The term chat is extremely overloaded, so it’s no surprise many are confused by what it means. This section should hopefully clear that up.
The word chat in Telethon is used to refer a place where messages are sent to. Therefore, a Telethon chat can be another user, a bot, a group, or a broadcast channel. All of those are places where messages can be sent.
Of course, chats do more things than contain messages. They often have a name, username, photo, description, and other information.
When a parameter must be “chat-like”, it means Telethon will accept anything that can be “converted” to a chat. The following types are chat-like:
'me'literal string. This represents the account that is logged in (“yourself”).
'@username'. The at-sign
@is optional. Note that links are not supported.
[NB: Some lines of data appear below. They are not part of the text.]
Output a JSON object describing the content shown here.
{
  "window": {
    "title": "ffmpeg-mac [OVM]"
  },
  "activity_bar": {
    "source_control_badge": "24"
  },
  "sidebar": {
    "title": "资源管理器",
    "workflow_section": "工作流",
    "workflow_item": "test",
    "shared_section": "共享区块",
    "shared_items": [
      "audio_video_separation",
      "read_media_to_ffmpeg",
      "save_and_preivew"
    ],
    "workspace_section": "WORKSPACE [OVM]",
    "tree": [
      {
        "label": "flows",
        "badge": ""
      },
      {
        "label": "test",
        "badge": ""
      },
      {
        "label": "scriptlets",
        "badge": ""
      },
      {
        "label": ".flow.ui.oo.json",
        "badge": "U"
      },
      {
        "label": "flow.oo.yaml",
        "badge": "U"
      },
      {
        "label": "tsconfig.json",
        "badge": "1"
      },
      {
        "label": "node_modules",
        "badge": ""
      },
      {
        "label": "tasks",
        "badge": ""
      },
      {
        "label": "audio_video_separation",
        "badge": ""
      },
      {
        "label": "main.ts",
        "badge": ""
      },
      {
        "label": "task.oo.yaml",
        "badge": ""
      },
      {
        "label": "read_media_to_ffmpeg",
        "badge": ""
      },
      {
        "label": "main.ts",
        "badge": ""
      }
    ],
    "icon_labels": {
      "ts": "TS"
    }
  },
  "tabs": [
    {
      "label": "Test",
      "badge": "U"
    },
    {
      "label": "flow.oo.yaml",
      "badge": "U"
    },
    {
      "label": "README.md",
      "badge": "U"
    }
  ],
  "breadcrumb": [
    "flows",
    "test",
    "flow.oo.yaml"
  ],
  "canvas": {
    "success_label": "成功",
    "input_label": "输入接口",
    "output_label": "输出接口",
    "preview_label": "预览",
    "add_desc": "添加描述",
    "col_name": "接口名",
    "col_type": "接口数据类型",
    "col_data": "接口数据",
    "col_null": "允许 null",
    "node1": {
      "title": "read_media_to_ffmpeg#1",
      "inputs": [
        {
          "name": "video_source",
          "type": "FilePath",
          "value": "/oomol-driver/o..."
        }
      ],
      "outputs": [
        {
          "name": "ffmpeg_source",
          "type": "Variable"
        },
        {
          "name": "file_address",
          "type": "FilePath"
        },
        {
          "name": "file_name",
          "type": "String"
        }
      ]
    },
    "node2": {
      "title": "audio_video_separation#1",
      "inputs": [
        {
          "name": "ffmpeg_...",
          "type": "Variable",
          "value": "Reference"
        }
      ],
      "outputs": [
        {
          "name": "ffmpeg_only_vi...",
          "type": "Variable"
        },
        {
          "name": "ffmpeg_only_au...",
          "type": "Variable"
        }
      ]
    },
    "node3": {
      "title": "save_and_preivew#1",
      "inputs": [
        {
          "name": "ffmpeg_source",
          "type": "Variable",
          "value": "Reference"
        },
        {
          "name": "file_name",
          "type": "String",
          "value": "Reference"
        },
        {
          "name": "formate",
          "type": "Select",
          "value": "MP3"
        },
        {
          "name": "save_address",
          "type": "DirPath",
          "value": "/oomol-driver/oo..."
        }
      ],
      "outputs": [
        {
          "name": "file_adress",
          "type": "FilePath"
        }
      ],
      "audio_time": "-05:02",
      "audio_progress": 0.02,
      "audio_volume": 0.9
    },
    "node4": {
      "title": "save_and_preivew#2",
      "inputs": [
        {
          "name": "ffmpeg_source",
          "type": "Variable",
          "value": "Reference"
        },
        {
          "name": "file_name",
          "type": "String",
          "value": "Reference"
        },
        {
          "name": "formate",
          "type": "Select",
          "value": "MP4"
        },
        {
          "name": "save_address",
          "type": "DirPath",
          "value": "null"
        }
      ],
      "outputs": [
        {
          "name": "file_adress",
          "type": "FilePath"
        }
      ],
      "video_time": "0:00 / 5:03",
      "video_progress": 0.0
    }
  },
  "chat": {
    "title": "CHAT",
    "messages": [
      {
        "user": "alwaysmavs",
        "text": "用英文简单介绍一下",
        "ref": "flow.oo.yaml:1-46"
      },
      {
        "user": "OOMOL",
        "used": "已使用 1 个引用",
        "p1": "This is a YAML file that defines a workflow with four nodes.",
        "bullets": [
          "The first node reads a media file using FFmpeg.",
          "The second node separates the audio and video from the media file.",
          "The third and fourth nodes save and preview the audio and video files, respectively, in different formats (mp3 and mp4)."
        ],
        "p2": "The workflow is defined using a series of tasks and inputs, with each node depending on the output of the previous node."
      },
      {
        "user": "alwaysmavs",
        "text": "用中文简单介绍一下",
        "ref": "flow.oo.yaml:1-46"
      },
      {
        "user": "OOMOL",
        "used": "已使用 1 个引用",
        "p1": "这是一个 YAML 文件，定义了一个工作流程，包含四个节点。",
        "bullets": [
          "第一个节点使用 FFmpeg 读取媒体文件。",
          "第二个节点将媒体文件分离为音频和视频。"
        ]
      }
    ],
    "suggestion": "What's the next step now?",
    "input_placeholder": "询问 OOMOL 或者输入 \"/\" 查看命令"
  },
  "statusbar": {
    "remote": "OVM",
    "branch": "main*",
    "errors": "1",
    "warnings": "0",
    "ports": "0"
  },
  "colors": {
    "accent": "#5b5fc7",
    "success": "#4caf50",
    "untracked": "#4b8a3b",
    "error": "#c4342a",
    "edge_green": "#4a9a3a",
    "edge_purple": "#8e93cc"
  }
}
'+1 23'phone number string. It must be an
strand start with the plus-sign
123integer identifier. It must be an
intand cannot be negative.
Previous versions of Telethon referred to this term as “entity” or “entities” instead.
The Telegram API is very confusing when it comes to the word “chat”. You only need to know about this if you plan to use the Raw API.
A bare chat has less features available than a bare channel
Official clients are very good at hiding this difference.
They will implicitly convert bare chat to bare channel
megagroup when doing certain operations.
Doing things like setting a username is actually a two-step process (migration followed by updating the username).
Official clients transparently merge the history of migrated channel with their old chat.
Telethon classes aim to map to similar concepts in official applications.
Bot API chat
The Bot API follows a certain convention when it comes to identifiers:
User IDs are positive.
Chat IDs are negative.
Channel IDs are also negative, but are prefixed by
Telethon encourages the use of
PackedChat instead of naked identifiers.
As a reminder, negative identifiers are not supported in Telethon’s chat-like parameters.
If you got an Bot API-style ID from somewhere else, you will need to explicitly say what type it is:
# If -1001234 is your ID...
from telethon.types import PackedChat, PackedType
chat = PackedChat(PackedType.BROADCAST, 1234, None)
# ...you need to explicitly create a PackedChat with id=1234 and set the corresponding type (a channel).
# The access hash (see below) will be ``None``, which may or may not work.
The way you encounter chats in Telethon is no different from official clients. If you:
…have joined a group or channel, or have sent private messages to some user, you can
…know the user is in your contact list, you can
…know the user has a common chat with you, you can
get_participants()of the chat in common.
…know the username of the user, group, or channel, you can
…are a bot responding to users, you will be able to access the
Chats access hash
Users, supergroups and channels all need an access hash.
In Telethon, the
PackedChat is the recommended way to deal with the identifier-hash pairs.
This compact type can be used anywhere a chat is expected.
It’s designed to be easy to store and cache in any way your application chooses.
Bot accounts can get away with an invalid access hash for certain operations under certain conditions. The same is true for user accounts, although to a lesser extent.
When using just the identifier to refer to a chat, Telethon will attempt to retrieve its hash from its in-memory cache.
If this fails, an invalid hash will be used. This may or may not make the API call succeed.
For this reason, it is recommended that you always use